[[ Records for the exercise open ]]

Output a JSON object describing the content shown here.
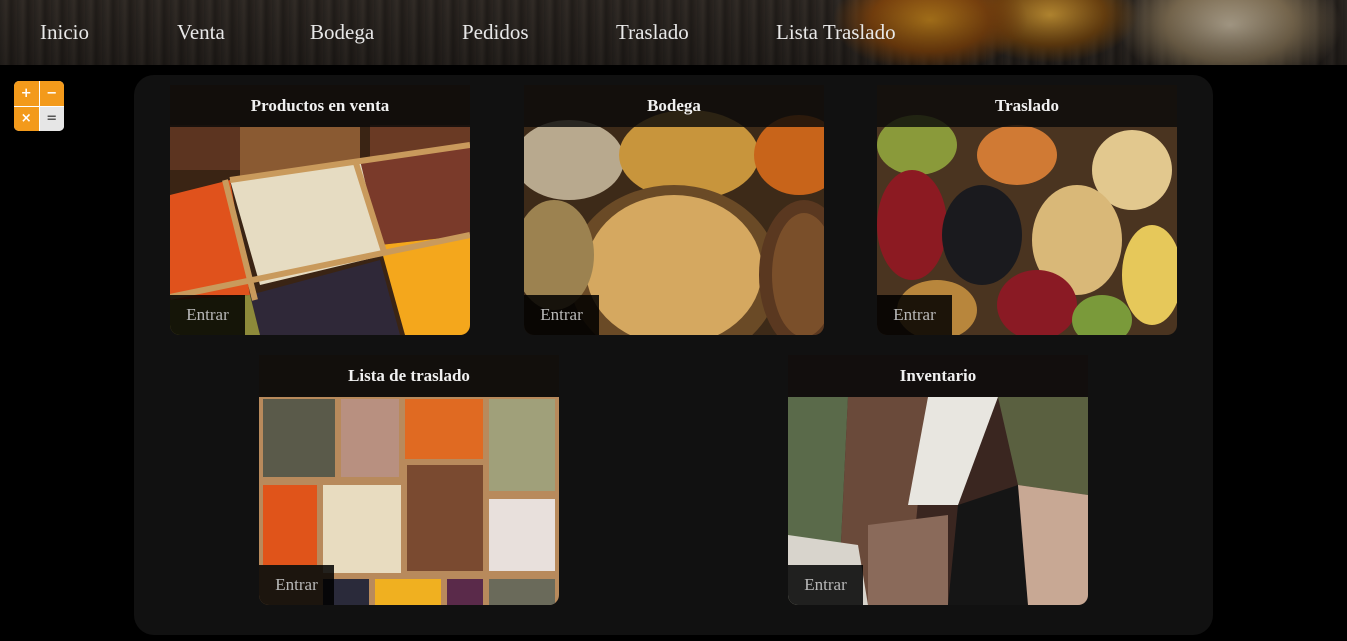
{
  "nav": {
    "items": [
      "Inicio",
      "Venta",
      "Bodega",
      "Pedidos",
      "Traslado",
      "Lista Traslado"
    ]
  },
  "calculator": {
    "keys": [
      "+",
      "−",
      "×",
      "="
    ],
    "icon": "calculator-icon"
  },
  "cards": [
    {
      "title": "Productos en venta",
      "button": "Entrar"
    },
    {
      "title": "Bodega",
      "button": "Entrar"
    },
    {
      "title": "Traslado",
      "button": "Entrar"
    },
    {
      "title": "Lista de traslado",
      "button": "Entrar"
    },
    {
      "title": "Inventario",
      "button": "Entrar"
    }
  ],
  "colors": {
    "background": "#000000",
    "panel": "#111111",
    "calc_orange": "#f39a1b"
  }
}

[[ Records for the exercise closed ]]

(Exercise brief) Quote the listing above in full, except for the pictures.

(Output for this exercise)
Output a JSON object describing the content shown here.
{
  "nav": {
    "items": [
      "Inicio",
      "Venta",
      "Bodega",
      "Pedidos",
      "Traslado",
      "Lista Traslado"
    ]
  },
  "calculator": {
    "keys": [
      "+",
      "−",
      "×",
      "="
    ],
    "icon": "calculator-icon"
  },
  "cards": [
    {
      "title": "Productos en venta",
      "button": "Entrar"
    },
    {
      "title": "Bodega",
      "button": "Entrar"
    },
    {
      "title": "Traslado",
      "button": "Entrar"
    },
    {
      "title": "Lista de traslado",
      "button": "Entrar"
    },
    {
      "title": "Inventario",
      "button": "Entrar"
    }
  ],
  "colors": {
    "background": "#000000",
    "panel": "#111111",
    "calc_orange": "#f39a1b"
  }
}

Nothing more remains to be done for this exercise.